When it was time for Drake to hit the road with his “Would You Like a Tour” production, he turned to Strictly FX to provide lasers, pyrotechnics, cryo and smoke effects. “As an effects provider and design partner, Strictly FX certainly delivers,” notes Drake’s Lighting Designer Guy Pavelo.
Like many shows, the design arc changed throughout pre-production, which could have been problematic from an effects standpoint. It was not. “When the artist wants to change something, the answer I receive from Strictly FX is ‘no problem we’ll make it work and take care of it.’ With other firms, I have to listen to every other reason under the sun why they won’t take the time to do it,” explains Pavelo.
There are seven full color high powered lasers in the production, located in the air and on the ground, as well as four full color low wattage lasers. The show was programmed on a Pangolin Beyond console by David Kennedy. “We don’t use the standard console files – we do all the cueing and programming from scratch. That’s our philosophy, and it’s not common in our industry,” notes Kennedy.
In a departure from the norm, the lasers used on the Drake production are fairly static, which fits in stylistically with the minimalistic feel of parts of the show. “They wanted a consistent solid look within a song that suited the vision of Drake and his creative team,” Kennedy explains.
The lasers also work in tandem with the video on the song “The Language” which brings a new dimension to the production. Pavelo explains, “During that song, we use green lasers, which are very visually powerful. The content is night vision war footage from Iraq and Afghanistan, and the green lasers tied in very well with that.”

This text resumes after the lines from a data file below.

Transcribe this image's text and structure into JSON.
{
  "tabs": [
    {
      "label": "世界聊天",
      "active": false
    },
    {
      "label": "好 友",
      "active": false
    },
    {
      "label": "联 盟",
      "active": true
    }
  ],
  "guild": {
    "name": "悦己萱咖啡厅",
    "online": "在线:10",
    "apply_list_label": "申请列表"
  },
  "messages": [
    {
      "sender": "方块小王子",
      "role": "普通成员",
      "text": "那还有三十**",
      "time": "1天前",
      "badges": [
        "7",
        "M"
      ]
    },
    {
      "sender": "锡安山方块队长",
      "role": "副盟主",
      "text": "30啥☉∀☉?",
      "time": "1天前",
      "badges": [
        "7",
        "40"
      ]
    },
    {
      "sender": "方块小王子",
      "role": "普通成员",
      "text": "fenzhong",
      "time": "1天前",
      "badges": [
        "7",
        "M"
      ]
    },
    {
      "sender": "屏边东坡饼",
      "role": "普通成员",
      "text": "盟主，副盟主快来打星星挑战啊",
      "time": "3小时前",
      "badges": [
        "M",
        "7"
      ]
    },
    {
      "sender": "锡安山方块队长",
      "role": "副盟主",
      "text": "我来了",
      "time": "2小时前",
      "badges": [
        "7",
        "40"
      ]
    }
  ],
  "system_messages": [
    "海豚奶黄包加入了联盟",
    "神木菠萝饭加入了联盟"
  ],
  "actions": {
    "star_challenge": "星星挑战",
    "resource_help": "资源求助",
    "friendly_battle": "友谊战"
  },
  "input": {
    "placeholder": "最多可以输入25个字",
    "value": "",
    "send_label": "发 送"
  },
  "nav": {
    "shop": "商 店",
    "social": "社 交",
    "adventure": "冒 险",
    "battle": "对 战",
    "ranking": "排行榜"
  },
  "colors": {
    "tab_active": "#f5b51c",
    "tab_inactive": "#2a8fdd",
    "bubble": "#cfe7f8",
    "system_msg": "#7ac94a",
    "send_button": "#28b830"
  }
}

Audience scanning is also done with the lasers under the auspices of the DRH (formerly the CRDH) variance. “The lasers we’re using are the maximum allowable audience scanning power under U.S. law,” notes Ted Maccabee, Partner and Visuals Director at Strictly FX. The scanning is another laser technique used to bring the audience into the immersive environment of the show. Kennedy explains, “The audience scanning adds a lot of dimension to the show. Even though they’re lower powered lasers, they cut all the way across the arena, and it’s a beautiful look- they make it 50’ to 75’ past the Sharpy beams, which creates a pretty effect that’s coming out to the people in the more distant seats.” The effect is exactly what the design team envisioned. “Its’ a great addition to the production and we’ll start to exaggerate it more as the show goes on,” Pavelo reports.
Pyrotechnics, in the form of mines, airbursts, starbursts, gerbs and comets are also part of production. “The quality of the pyro product from Strictly FX is superior- there’s better color, better duration, and less smoke in the products that are supposed to have less smoke,” says Pavelo.
During the song “From Time,” live pyro in the form of glitter mines are merged with the video, creating a synergistic whole. “The product that was chosen by our pyro designer Reid Nofsinger was a great choice- it really tied everything back together and it was a big success,” says Pavelo.
Drake is also a fan of both cryo and low smoke. There are 14 CO2 jets that are featured during “Pop That” and “HYFR.” As for the low smoke, provided by two LSG units, Pavelo reports, “The first time Drake saw them; he was ecstatic and loved it. Needless to say, we’re using low smoke and it makes the song ‘Hold On, We’re Coming Home’.”
On the road with Drake are Pyro Designer/Pyro Operator Reid Nofsinger, Cryo Technician Jon Taylor Cryo/Laser Technician Matt Luciano and Laser Operator Nick Curry. “This is a challenging, ever changing production, and I’m very proud that our crew has been able to step up and continue to provide the high quality design and production services that Drake and his creative team require,” notes Maccabee.
The tour, which began earlier this fall, is slated to be in the U.S. until the middle of December, and then travels to Europe in March of 2014.